Doctor thought boy, 8, had ‘typical bug’ before discovery of a terminal brain tumour

A dad has told how a doctor thought his six-year-old son had a “typical bug” before he became “violently sick” and tragically died of a brain tumour.

Lochlan Peckham, of North Yorkshire died on May 2, 2021, and now his father Ross has run 55 miles in his memory for charity.

The youngster had gone for a doctor’s check up in 2019 with his parents Ross and Sonia Peckham worried as he was sick and had been off school, reported YorkshireLive.

The doctor thought he had a “typical bug” before becoming considerably worse the following day.

“He deteriorated the next day; he was violently sick, and the spiky feeling had spread up his arm,” Ross said.

Lochlan was taken to the James Cook University Hospital in Middlesbrough where he had an MRI scan, which revealed a mass on his brain.

Lochlan then had surgery at the Great North Children’s Hospital in Newcastle and returned home but his six-month radiotherapy treatment had to be brought forward when he started to suffer seizures.

Following that he had an initial six cycles of oral chemotherapy.
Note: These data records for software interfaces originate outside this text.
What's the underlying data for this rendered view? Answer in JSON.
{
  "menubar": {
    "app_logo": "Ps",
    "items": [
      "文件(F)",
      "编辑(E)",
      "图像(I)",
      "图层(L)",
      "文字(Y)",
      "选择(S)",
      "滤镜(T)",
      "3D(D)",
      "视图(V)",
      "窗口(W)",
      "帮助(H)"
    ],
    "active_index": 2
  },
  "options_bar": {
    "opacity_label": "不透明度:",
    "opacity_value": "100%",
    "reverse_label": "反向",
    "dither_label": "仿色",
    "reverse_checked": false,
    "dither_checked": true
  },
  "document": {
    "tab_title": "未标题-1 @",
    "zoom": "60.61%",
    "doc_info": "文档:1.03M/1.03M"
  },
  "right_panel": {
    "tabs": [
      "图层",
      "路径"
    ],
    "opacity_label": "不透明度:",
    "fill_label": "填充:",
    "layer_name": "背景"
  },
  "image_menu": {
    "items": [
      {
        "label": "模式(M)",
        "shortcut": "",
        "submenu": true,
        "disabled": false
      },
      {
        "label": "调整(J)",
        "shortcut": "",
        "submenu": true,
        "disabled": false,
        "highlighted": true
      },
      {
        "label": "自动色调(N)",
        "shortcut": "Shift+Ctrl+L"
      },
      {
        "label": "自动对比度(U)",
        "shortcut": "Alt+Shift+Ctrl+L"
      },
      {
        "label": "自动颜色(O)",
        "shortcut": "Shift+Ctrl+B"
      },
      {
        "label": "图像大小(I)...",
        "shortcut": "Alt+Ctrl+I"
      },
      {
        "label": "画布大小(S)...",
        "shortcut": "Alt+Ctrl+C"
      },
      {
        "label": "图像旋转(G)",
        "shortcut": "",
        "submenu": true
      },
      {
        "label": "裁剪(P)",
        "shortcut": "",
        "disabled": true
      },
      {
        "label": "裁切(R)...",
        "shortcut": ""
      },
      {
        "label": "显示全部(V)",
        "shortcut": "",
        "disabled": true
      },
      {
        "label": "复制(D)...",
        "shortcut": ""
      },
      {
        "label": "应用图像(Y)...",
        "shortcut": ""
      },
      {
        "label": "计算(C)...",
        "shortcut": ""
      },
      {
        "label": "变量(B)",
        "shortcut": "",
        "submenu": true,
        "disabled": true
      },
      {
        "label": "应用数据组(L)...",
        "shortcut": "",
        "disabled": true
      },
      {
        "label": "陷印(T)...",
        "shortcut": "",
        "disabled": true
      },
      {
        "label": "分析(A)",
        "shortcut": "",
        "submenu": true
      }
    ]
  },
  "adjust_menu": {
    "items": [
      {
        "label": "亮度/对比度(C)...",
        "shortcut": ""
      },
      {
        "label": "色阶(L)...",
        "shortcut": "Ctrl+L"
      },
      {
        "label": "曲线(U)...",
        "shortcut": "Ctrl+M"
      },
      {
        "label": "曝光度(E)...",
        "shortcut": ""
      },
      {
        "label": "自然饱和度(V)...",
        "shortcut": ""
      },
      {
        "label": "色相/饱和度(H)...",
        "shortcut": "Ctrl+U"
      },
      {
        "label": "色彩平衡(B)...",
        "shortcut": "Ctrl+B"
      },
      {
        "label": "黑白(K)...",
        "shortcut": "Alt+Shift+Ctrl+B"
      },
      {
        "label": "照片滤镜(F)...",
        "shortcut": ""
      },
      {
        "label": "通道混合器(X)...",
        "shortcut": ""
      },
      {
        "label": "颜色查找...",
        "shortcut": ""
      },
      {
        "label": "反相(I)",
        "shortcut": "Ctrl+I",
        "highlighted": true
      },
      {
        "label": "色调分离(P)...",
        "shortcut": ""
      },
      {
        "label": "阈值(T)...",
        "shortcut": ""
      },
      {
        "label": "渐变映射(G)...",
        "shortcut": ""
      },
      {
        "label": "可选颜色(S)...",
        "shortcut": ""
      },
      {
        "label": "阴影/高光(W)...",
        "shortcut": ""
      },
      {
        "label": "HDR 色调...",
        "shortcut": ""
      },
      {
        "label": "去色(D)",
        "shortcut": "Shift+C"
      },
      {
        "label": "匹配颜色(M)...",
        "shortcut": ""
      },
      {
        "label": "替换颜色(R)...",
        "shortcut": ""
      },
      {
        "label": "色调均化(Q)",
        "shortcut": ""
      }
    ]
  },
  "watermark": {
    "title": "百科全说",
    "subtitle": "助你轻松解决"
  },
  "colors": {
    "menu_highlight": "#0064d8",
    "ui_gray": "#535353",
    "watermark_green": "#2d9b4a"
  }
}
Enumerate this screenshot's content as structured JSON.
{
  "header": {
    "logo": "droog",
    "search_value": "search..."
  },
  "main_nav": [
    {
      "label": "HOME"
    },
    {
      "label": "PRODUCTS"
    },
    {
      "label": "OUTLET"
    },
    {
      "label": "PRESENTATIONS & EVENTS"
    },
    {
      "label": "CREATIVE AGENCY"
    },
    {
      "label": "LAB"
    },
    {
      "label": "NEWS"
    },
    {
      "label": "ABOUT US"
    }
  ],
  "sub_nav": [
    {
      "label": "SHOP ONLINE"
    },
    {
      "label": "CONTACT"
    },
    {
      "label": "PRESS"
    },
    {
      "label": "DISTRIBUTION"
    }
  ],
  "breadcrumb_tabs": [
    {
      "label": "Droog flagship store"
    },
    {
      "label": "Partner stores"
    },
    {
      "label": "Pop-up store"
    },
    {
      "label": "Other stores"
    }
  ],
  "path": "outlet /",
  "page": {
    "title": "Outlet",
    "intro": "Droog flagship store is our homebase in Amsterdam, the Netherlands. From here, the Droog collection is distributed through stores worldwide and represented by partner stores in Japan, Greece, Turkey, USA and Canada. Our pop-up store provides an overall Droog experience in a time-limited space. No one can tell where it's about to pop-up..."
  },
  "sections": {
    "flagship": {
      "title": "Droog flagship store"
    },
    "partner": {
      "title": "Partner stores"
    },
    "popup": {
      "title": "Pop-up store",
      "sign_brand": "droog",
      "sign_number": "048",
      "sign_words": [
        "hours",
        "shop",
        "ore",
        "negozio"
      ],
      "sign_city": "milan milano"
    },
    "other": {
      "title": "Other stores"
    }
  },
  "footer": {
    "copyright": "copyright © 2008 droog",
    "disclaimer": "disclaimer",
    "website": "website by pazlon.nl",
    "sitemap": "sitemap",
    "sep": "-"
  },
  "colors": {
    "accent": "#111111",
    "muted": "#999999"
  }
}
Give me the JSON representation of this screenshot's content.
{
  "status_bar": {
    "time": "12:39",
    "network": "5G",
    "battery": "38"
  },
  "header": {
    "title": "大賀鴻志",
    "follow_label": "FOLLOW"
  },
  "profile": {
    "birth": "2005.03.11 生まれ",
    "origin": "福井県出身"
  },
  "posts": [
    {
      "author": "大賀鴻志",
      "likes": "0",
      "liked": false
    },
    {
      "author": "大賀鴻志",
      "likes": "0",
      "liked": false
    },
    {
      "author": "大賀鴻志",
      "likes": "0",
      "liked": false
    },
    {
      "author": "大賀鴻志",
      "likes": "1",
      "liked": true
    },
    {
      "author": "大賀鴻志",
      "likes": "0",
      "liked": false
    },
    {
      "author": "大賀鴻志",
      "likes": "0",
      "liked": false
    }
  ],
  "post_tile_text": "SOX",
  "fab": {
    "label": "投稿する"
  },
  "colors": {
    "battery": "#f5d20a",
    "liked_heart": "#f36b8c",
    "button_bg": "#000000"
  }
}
Ross said: “Lochlan managed to handle this treatment, so his medical team decided to extend his treatment to 12 cycles over 12 months. Unfortunately, when he reached the end of cycle 12 there were no other treatment options available, and we went into a period of ‘watch and wait’ for six months.

“However, after three months, Lochlan’s health was deteriorating, and an MRI scan confirmed that his cancer had spread to new areas of the brain. There was no further treatment options available for him. Again, we were heartbroken.

“Throughout each step of his journey we were always told to expect the worst, but at each point Lochlan showed his true colours, bravery and courage to overcome every hurdle that was in front of him, consistently exceeding all medical expectations.”

Lochlan died with his loving family by his side and since then, the Peckham family have raised more than £5,000 for Brain Tumour Research through fundraising initiatives such as a sponsored walks and turning their home into ‘Lochlan’s winter wonderland’ last Christmas.

On 24 June 2022, Ross ran from Marske-by-the-Sea to the Great North Children’s Hospital in Newcastle, passing the spot where his son is buried.

He was joined by Andrew Hebden, whose fiancée Dr Rebecca Hill was Lochlan’s lead consultant.

Ross said: “There is such a lack of awareness of brain tumours and that is just wrong. More funding needs to be assigned to researching this at a national level, in particular, paediatric brain tumour research, if our children are to survive this horrific disease in the future.

“The significance of the journey was huge, but it felt like a really happy moment. If Lochlan’s death can help in any way, that is great and if me running makes a fraction of a difference, then I’d do it ten times over. I hope Lochlan would be proud of me.”